Exercise objective: Could you copy each line of the entries that contains "JSON"?

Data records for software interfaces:
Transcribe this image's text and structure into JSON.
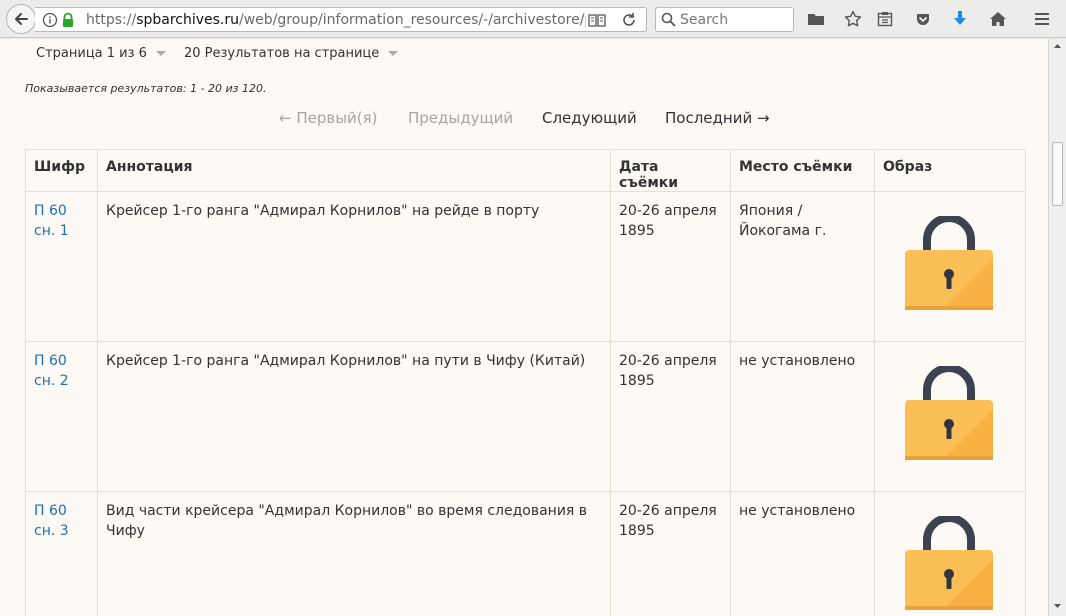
{
  "browser": {
    "url_prefix": "https://",
    "url_domain": "spbarchives.ru",
    "url_path": "/web/group/information_resources/-/archivestore/phc",
    "search_placeholder": "Search"
  },
  "pager": {
    "page_label": "Страница 1 из 6",
    "per_page_label": "20 Результатов на странице",
    "results_info": "Показывается результатов: 1 - 20 из 120.",
    "first": "← Первый(я)",
    "prev": "Предыдущий",
    "next": "Следующий",
    "last": "Последний →"
  },
  "table": {
    "headers": [
      "Шифр",
      "Аннотация",
      "Дата съёмки",
      "Место съёмки",
      "Образ"
    ],
    "rows": [
      {
        "code_line1": "П 60",
        "code_line2": "сн. 1",
        "annotation": "Крейсер 1-го ранга \"Адмирал Корнилов\" на рейде в порту",
        "date": "20-26 апреля 1895",
        "place": "Япония / Йокогама г."
      },
      {
        "code_line1": "П 60",
        "code_line2": "сн. 2",
        "annotation": "Крейсер 1-го ранга \"Адмирал Корнилов\" на пути в Чифу (Китай)",
        "date": "20-26 апреля 1895",
        "place": "не установлено"
      },
      {
        "code_line1": "П 60",
        "code_line2": "сн. 3",
        "annotation": "Вид части крейсера \"Адмирал Корнилов\" во время следования в Чифу",
        "date": "20-26 апреля 1895",
        "place": "не установлено"
      }
    ]
  },
  "colors": {
    "link": "#1f6fb0",
    "lock_body": "#fbbf55",
    "lock_shackle": "#3b4252",
    "download_arrow": "#1a8be8"
  }
}
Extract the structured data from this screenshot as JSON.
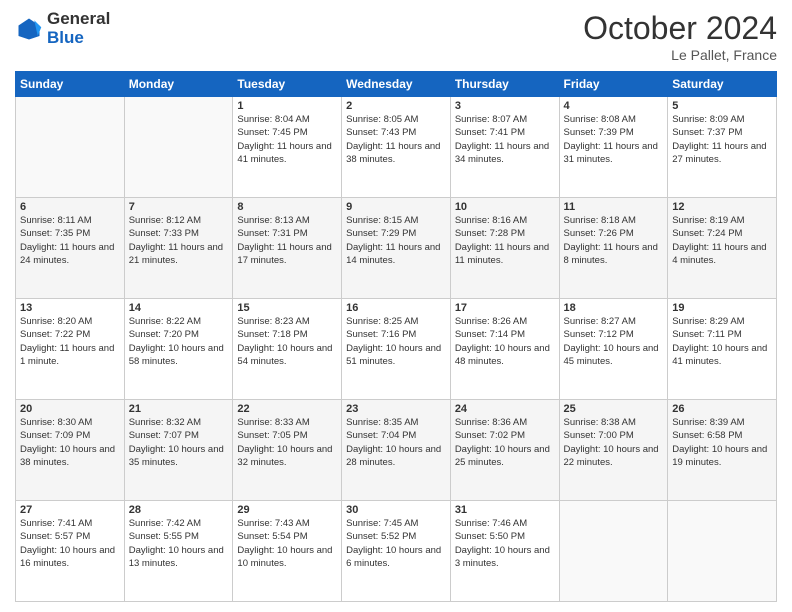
{
  "header": {
    "logo_line1": "General",
    "logo_line2": "Blue",
    "month": "October 2024",
    "location": "Le Pallet, France"
  },
  "weekdays": [
    "Sunday",
    "Monday",
    "Tuesday",
    "Wednesday",
    "Thursday",
    "Friday",
    "Saturday"
  ],
  "weeks": [
    [
      {
        "day": "",
        "sunrise": "",
        "sunset": "",
        "daylight": ""
      },
      {
        "day": "",
        "sunrise": "",
        "sunset": "",
        "daylight": ""
      },
      {
        "day": "1",
        "sunrise": "Sunrise: 8:04 AM",
        "sunset": "Sunset: 7:45 PM",
        "daylight": "Daylight: 11 hours and 41 minutes."
      },
      {
        "day": "2",
        "sunrise": "Sunrise: 8:05 AM",
        "sunset": "Sunset: 7:43 PM",
        "daylight": "Daylight: 11 hours and 38 minutes."
      },
      {
        "day": "3",
        "sunrise": "Sunrise: 8:07 AM",
        "sunset": "Sunset: 7:41 PM",
        "daylight": "Daylight: 11 hours and 34 minutes."
      },
      {
        "day": "4",
        "sunrise": "Sunrise: 8:08 AM",
        "sunset": "Sunset: 7:39 PM",
        "daylight": "Daylight: 11 hours and 31 minutes."
      },
      {
        "day": "5",
        "sunrise": "Sunrise: 8:09 AM",
        "sunset": "Sunset: 7:37 PM",
        "daylight": "Daylight: 11 hours and 27 minutes."
      }
    ],
    [
      {
        "day": "6",
        "sunrise": "Sunrise: 8:11 AM",
        "sunset": "Sunset: 7:35 PM",
        "daylight": "Daylight: 11 hours and 24 minutes."
      },
      {
        "day": "7",
        "sunrise": "Sunrise: 8:12 AM",
        "sunset": "Sunset: 7:33 PM",
        "daylight": "Daylight: 11 hours and 21 minutes."
      },
      {
        "day": "8",
        "sunrise": "Sunrise: 8:13 AM",
        "sunset": "Sunset: 7:31 PM",
        "daylight": "Daylight: 11 hours and 17 minutes."
      },
      {
        "day": "9",
        "sunrise": "Sunrise: 8:15 AM",
        "sunset": "Sunset: 7:29 PM",
        "daylight": "Daylight: 11 hours and 14 minutes."
      },
      {
        "day": "10",
        "sunrise": "Sunrise: 8:16 AM",
        "sunset": "Sunset: 7:28 PM",
        "daylight": "Daylight: 11 hours and 11 minutes."
      },
      {
        "day": "11",
        "sunrise": "Sunrise: 8:18 AM",
        "sunset": "Sunset: 7:26 PM",
        "daylight": "Daylight: 11 hours and 8 minutes."
      },
      {
        "day": "12",
        "sunrise": "Sunrise: 8:19 AM",
        "sunset": "Sunset: 7:24 PM",
        "daylight": "Daylight: 11 hours and 4 minutes."
      }
    ],
    [
      {
        "day": "13",
        "sunrise": "Sunrise: 8:20 AM",
        "sunset": "Sunset: 7:22 PM",
        "daylight": "Daylight: 11 hours and 1 minute."
      },
      {
        "day": "14",
        "sunrise": "Sunrise: 8:22 AM",
        "sunset": "Sunset: 7:20 PM",
        "daylight": "Daylight: 10 hours and 58 minutes."
      },
      {
        "day": "15",
        "sunrise": "Sunrise: 8:23 AM",
        "sunset": "Sunset: 7:18 PM",
        "daylight": "Daylight: 10 hours and 54 minutes."
      },
      {
        "day": "16",
        "sunrise": "Sunrise: 8:25 AM",
        "sunset": "Sunset: 7:16 PM",
        "daylight": "Daylight: 10 hours and 51 minutes."
      },
      {
        "day": "17",
        "sunrise": "Sunrise: 8:26 AM",
        "sunset": "Sunset: 7:14 PM",
        "daylight": "Daylight: 10 hours and 48 minutes."
      },
      {
        "day": "18",
        "sunrise": "Sunrise: 8:27 AM",
        "sunset": "Sunset: 7:12 PM",
        "daylight": "Daylight: 10 hours and 45 minutes."
      },
      {
        "day": "19",
        "sunrise": "Sunrise: 8:29 AM",
        "sunset": "Sunset: 7:11 PM",
        "daylight": "Daylight: 10 hours and 41 minutes."
      }
    ],
    [
      {
        "day": "20",
        "sunrise": "Sunrise: 8:30 AM",
        "sunset": "Sunset: 7:09 PM",
        "daylight": "Daylight: 10 hours and 38 minutes."
      },
      {
        "day": "21",
        "sunrise": "Sunrise: 8:32 AM",
        "sunset": "Sunset: 7:07 PM",
        "daylight": "Daylight: 10 hours and 35 minutes."
      },
      {
        "day": "22",
        "sunrise": "Sunrise: 8:33 AM",
        "sunset": "Sunset: 7:05 PM",
        "daylight": "Daylight: 10 hours and 32 minutes."
      },
      {
        "day": "23",
        "sunrise": "Sunrise: 8:35 AM",
        "sunset": "Sunset: 7:04 PM",
        "daylight": "Daylight: 10 hours and 28 minutes."
      },
      {
        "day": "24",
        "sunrise": "Sunrise: 8:36 AM",
        "sunset": "Sunset: 7:02 PM",
        "daylight": "Daylight: 10 hours and 25 minutes."
      },
      {
        "day": "25",
        "sunrise": "Sunrise: 8:38 AM",
        "sunset": "Sunset: 7:00 PM",
        "daylight": "Daylight: 10 hours and 22 minutes."
      },
      {
        "day": "26",
        "sunrise": "Sunrise: 8:39 AM",
        "sunset": "Sunset: 6:58 PM",
        "daylight": "Daylight: 10 hours and 19 minutes."
      }
    ],
    [
      {
        "day": "27",
        "sunrise": "Sunrise: 7:41 AM",
        "sunset": "Sunset: 5:57 PM",
        "daylight": "Daylight: 10 hours and 16 minutes."
      },
      {
        "day": "28",
        "sunrise": "Sunrise: 7:42 AM",
        "sunset": "Sunset: 5:55 PM",
        "daylight": "Daylight: 10 hours and 13 minutes."
      },
      {
        "day": "29",
        "sunrise": "Sunrise: 7:43 AM",
        "sunset": "Sunset: 5:54 PM",
        "daylight": "Daylight: 10 hours and 10 minutes."
      },
      {
        "day": "30",
        "sunrise": "Sunrise: 7:45 AM",
        "sunset": "Sunset: 5:52 PM",
        "daylight": "Daylight: 10 hours and 6 minutes."
      },
      {
        "day": "31",
        "sunrise": "Sunrise: 7:46 AM",
        "sunset": "Sunset: 5:50 PM",
        "daylight": "Daylight: 10 hours and 3 minutes."
      },
      {
        "day": "",
        "sunrise": "",
        "sunset": "",
        "daylight": ""
      },
      {
        "day": "",
        "sunrise": "",
        "sunset": "",
        "daylight": ""
      }
    ]
  ]
}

Answer section:
Transcribe this image's text and structure into JSON.
Extract the structured data from this screenshot as JSON.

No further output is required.